─── Task material
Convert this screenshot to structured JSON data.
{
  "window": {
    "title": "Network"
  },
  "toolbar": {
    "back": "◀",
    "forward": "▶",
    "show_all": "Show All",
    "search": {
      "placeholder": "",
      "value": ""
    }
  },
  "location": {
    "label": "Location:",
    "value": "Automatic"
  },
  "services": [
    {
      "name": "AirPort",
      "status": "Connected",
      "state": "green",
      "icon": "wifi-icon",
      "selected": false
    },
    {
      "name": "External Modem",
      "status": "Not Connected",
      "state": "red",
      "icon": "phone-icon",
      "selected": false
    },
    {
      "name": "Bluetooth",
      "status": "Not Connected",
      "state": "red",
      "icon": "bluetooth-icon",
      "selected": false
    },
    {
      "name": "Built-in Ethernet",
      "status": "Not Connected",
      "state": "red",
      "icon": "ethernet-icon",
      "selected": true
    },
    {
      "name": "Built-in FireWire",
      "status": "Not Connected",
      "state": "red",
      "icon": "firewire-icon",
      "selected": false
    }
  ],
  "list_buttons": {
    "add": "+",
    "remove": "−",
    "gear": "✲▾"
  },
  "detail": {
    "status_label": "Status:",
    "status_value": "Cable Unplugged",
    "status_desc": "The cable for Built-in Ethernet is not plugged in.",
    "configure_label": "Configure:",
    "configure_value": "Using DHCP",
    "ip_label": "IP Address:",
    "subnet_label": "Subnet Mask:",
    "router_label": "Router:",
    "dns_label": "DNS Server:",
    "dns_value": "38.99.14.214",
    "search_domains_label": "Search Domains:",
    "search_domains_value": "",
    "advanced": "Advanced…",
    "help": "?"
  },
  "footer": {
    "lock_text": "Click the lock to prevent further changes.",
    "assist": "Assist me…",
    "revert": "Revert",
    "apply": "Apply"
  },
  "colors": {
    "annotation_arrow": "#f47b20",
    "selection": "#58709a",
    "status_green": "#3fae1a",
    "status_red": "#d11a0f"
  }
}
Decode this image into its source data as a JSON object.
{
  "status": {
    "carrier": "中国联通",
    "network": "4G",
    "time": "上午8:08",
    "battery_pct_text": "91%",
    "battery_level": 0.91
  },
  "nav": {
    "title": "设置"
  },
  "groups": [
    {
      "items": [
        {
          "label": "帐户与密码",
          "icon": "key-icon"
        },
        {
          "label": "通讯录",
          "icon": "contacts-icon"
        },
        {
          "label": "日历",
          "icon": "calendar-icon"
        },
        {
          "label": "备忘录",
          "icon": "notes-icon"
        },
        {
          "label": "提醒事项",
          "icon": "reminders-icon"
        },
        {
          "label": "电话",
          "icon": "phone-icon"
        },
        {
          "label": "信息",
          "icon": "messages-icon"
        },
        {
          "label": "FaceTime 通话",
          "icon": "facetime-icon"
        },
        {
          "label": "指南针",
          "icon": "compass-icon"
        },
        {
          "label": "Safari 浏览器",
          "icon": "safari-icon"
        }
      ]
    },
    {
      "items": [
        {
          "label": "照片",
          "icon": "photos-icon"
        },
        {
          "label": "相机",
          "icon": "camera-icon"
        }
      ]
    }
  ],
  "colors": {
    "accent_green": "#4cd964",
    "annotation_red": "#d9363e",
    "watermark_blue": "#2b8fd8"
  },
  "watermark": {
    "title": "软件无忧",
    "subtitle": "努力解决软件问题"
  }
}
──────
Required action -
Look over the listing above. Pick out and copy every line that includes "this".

Exercise solution -
Convert this screenshot to structured JSON data.
Decode this image into its source data as a JSON object.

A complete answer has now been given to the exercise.